Opium poppy cultivation surged in South-East Asia by 22 per cent in 2010, apparently due to the global economic crisis, with potential production value rising dramatically to $219 million, a $100 million increase over 2009, according to a United Nations report released today.
“Poverty and instability are two of the drivers which push farmers to grow, or sometimes return to growing, illicit crops,” UN Office on Drugs and Crime (UNODC) Executive Director Yury Fedotov said of his agency’s 2010 South-East Asia Opium Survey, covering Laos, Myanmar and Thailand.
While progress has been made in reducing poppy fields over the past decade, the recent global economic crisis appears to have exacerbated the situation for poor communities and tempted many to enter the drug market. The rising price of opium over the last few years has also been instrumental in making its cultivation an attractive option for many.
In terms of cultivation, there was a 22 per cent increase between 2009 and 2010 in the region as a whole. Myanmar experienced the biggest increase in actual area with cultivation shooting up by 6,400 hectares (ha), or 20 per cent, to reach 38,100 ha. In Laos the increase was the largest in percentage terms, 58 per cent, increasing from 1,900 ha to 3,000 ha. Thailand’s small cultivation increased marginally from 211 ha to 289 ha.

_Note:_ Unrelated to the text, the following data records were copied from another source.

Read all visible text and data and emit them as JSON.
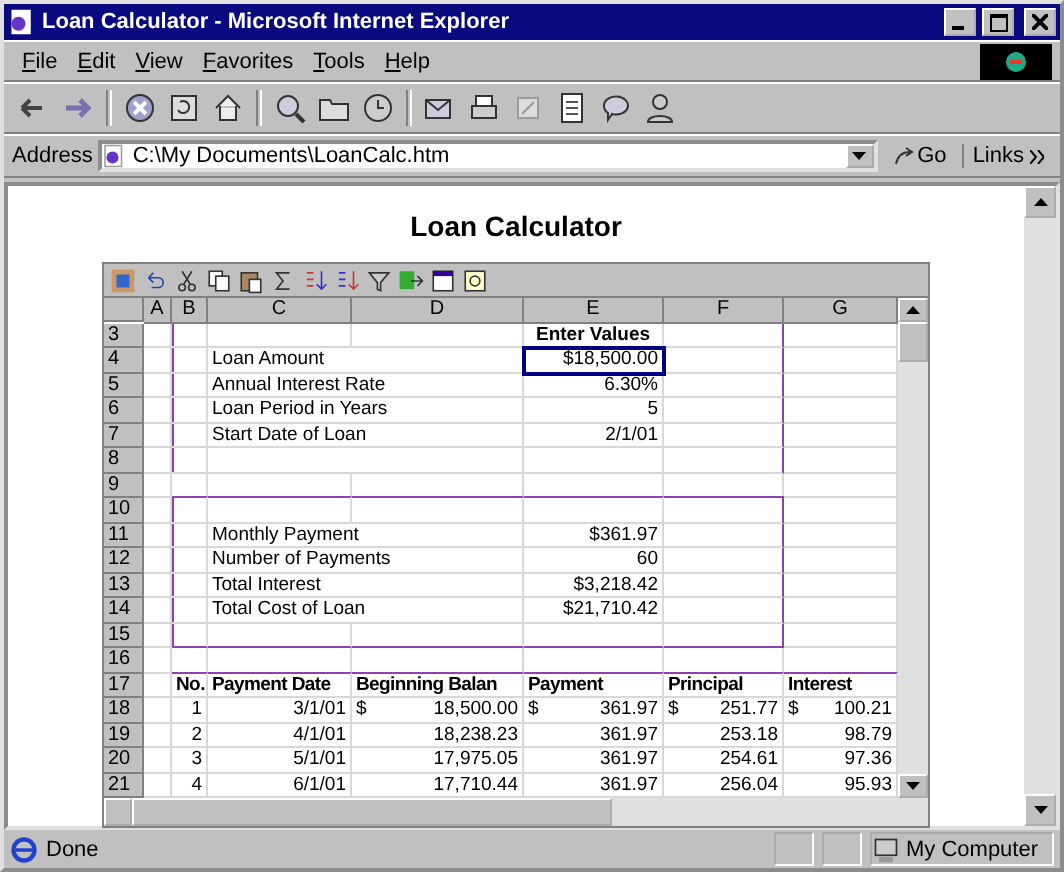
{
  "window": {
    "title": "Loan Calculator - Microsoft Internet Explorer"
  },
  "menu": [
    "File",
    "Edit",
    "View",
    "Favorites",
    "Tools",
    "Help"
  ],
  "address": {
    "label": "Address",
    "value": "C:\\My Documents\\LoanCalc.htm",
    "go": "Go",
    "links": "Links"
  },
  "page": {
    "heading": "Loan Calculator"
  },
  "sheet": {
    "columns": [
      "A",
      "B",
      "C",
      "D",
      "E",
      "F",
      "G"
    ],
    "rows": [
      {
        "number": "3",
        "kind": "title",
        "cells": [
          {
            "selected": false
          },
          {
            "selected": false
          },
          {
            "selected": false
          },
          {
            "selected": false
          },
          {
            "text": "Enter Values",
            "selected": false
          }
        ]
      },
      {
        "number": "4",
        "kind": "input",
        "cells": [
          {
            "selected": false
          },
          {
            "selected": false
          },
          {
            "text": "Loan Amount",
            "selected": false
          },
          {
            "text": "$18,500.00",
            "selected": true
          }
        ]
      },
      {
        "number": "5",
        "kind": "input",
        "cells": [
          {
            "selected": false
          },
          {
            "selected": false
          },
          {
            "text": "Annual Interest Rate",
            "selected": false
          },
          {
            "text": "6.30%",
            "selected": false
          }
        ]
      },
      {
        "number": "6",
        "kind": "input",
        "cells": [
          {
            "selected": false
          },
          {
            "selected": false
          },
          {
            "text": "Loan Period in Years",
            "selected": false
          },
          {
            "text": "5",
            "selected": false
          }
        ]
      },
      {
        "number": "7",
        "kind": "input",
        "cells": [
          {
            "selected": false
          },
          {
            "selected": false
          },
          {
            "text": "Start Date of Loan",
            "selected": false
          },
          {
            "text": "2/1/01",
            "selected": false
          }
        ]
      },
      {
        "number": "8",
        "kind": "input",
        "cells": []
      },
      {
        "number": "9",
        "kind": "blank",
        "cells": []
      },
      {
        "number": "10",
        "kind": "summary-top",
        "cells": []
      },
      {
        "number": "11",
        "kind": "summary",
        "cells": [
          {
            "selected": false
          },
          {
            "selected": false
          },
          {
            "text": "Monthly Payment",
            "selected": false
          },
          {
            "text": "$361.97",
            "selected": false
          }
        ]
      },
      {
        "number": "12",
        "kind": "summary",
        "cells": [
          {
            "selected": false
          },
          {
            "selected": false
          },
          {
            "text": "Number of Payments",
            "selected": false
          },
          {
            "text": "60",
            "selected": false
          }
        ]
      },
      {
        "number": "13",
        "kind": "summary",
        "cells": [
          {
            "selected": false
          },
          {
            "selected": false
          },
          {
            "text": "Total Interest",
            "selected": false
          },
          {
            "text": "$3,218.42",
            "selected": false
          }
        ]
      },
      {
        "number": "14",
        "kind": "summary",
        "cells": [
          {
            "selected": false
          },
          {
            "selected": false
          },
          {
            "text": "Total Cost of Loan",
            "selected": false
          },
          {
            "text": "$21,710.42",
            "selected": false
          }
        ]
      },
      {
        "number": "15",
        "kind": "summary-bottom",
        "cells": []
      },
      {
        "number": "16",
        "kind": "blank",
        "cells": []
      },
      {
        "number": "17",
        "kind": "header",
        "cells": [
          {
            "selected": false
          },
          {
            "text": "No.",
            "selected": false
          },
          {
            "text": "Payment Date",
            "selected": false
          },
          {
            "text": "Beginning Balan",
            "selected": false
          },
          {
            "text": "Payment",
            "selected": false
          },
          {
            "text": "Principal",
            "selected": false
          },
          {
            "text": "Interest",
            "selected": false
          }
        ]
      },
      {
        "number": "18",
        "kind": "data",
        "cells": [
          {
            "selected": false
          },
          {
            "text": "1",
            "selected": false
          },
          {
            "text": "3/1/01",
            "selected": false
          },
          {
            "currency": "$",
            "text": "18,500.00",
            "selected": false
          },
          {
            "currency": "$",
            "text": "361.97",
            "selected": false
          },
          {
            "currency": "$",
            "text": "251.77",
            "selected": false
          },
          {
            "currency": "$",
            "text": "100.21",
            "selected": false
          }
        ]
      },
      {
        "number": "19",
        "kind": "data",
        "cells": [
          {
            "selected": false
          },
          {
            "text": "2",
            "selected": false
          },
          {
            "text": "4/1/01",
            "selected": false
          },
          {
            "text": "18,238.23",
            "selected": false
          },
          {
            "text": "361.97",
            "selected": false
          },
          {
            "text": "253.18",
            "selected": false
          },
          {
            "text": "98.79",
            "selected": false
          }
        ]
      },
      {
        "number": "20",
        "kind": "data",
        "cells": [
          {
            "selected": false
          },
          {
            "text": "3",
            "selected": false
          },
          {
            "text": "5/1/01",
            "selected": false
          },
          {
            "text": "17,975.05",
            "selected": false
          },
          {
            "text": "361.97",
            "selected": false
          },
          {
            "text": "254.61",
            "selected": false
          },
          {
            "text": "97.36",
            "selected": false
          }
        ]
      },
      {
        "number": "21",
        "kind": "data",
        "cells": [
          {
            "selected": false
          },
          {
            "text": "4",
            "selected": false
          },
          {
            "text": "6/1/01",
            "selected": false
          },
          {
            "text": "17,710.44",
            "selected": false
          },
          {
            "text": "361.97",
            "selected": false
          },
          {
            "text": "256.04",
            "selected": false
          },
          {
            "text": "95.93",
            "selected": false
          }
        ]
      }
    ]
  },
  "status_bar": {
    "text": "Done",
    "zone": "My Computer"
  }
}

While poppy cultivation in South-East Asia remains well below the peak figures of the mid-1990s, when it hovered around 160,000 ha, the year-on-year increase over the past four years has been relentlessly upward, the survey shows.
“While Governments have increased their eradication efforts, the potential opium production in 2010 is estimated to have increased by approximately 75 per cent when compared to 2009,” Mr. Fedotov said.
Beyond the overall larger areas cultivated in all three countries, yields in Myanmar shot up from 330 tons to 580 tons, levels in Laos rose by 7 tons to 18 tons and in Thailand they increased by 36 per cent from 3 tons to 5 tons.
In terms of eradication 9,135 ha of poppy fields in the region were destroyed in 2010, up by 85 per cent from 4,939 ha the previous year.
At country-level, the authorities in Myanmar cleared an estimated 8,268 ha, a 102 per cent rise from 2009. Eradication efforts in Laos dipped by 11 per cent from 651 ha to 579 ha, while Thailand succeeded in removing 278 ha compared with the 2009 level of 201 ha.